Greg Johnson exhaled loudly and admitted he was relieved—and a little nervous. The artistic director of the Montana Repertory Theatre had just announced a “new era” for his company: a formal, one-year partnership with the owners of the Crystal Theatre. Under terms of the agreement, the Rep becomes the venue’s exclusive booking agent, and will take the lead in updating the venerable 99-seat performance space.
“One of my dreams for the Montana Rep—and this is going back 18 years now—was to find our own space,” said Johnson, who, like a lot of other local artists, has lamented Missoula’s lack of affordable, professional-level performance venues. “This gives us a chance to work in that direction and reach out to the community without having to go into real estate.”
Johnson says the partnership will have little impact on the Rep’s budget. The Crystal, which has been for sale since restaurant 515 closed in March, will remain on the market and under the ownership of David McEwen and his wife, Shirley. (If a buyer for the restaurant emerges, the couple said their agreement with the Rep would transfer.) Any revenue made from renting the Crystal will be split between the owners and the Rep, and the two parties will share insurance liability. Johnson says the only significant change to the Rep’s bottom line—which, as the theater-in-residence at the University of Montana, is handled through the institution—is the addition of one full-time employee who will handle the booking.

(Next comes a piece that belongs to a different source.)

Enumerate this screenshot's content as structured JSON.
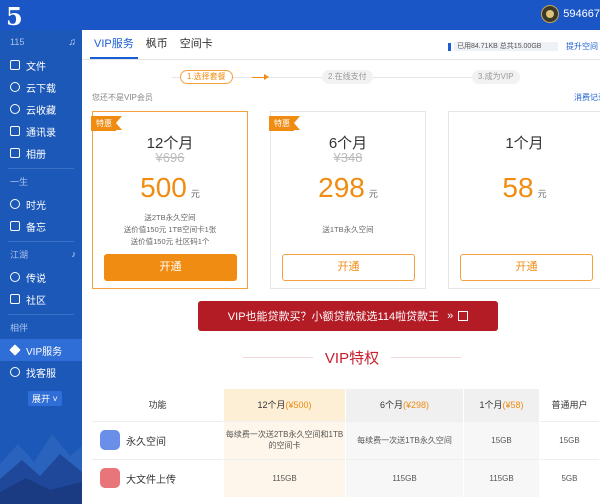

“One of the main advantages is the incentive to do upgrades,” said David McEwen. “And another thing is, to make sure [the Crystal] doesn’t die, to make sure it doesn’t go away…Shirley and I understand, I think, what this building means to the arts community and we don’t want to see it disappear.”
Johnson says the Crystal will continue to court an array of events—from animation festivals to sit-down concerts—and rental rates will not change. Theatergoers can expect to see upgrades—a new downstairs dressing room, new stage, professional light board, etc.—implemented over the next year, mostly through volunteer efforts and “sweat equity.”
“We have a vision and this is simply the first step,” said Johnson. “This is the first step, we hope, to making this a truly great downtown destination, a place where people who love the arts will come to hang out, eat, drink and stay for some entertainment. We all believe that can happen here.”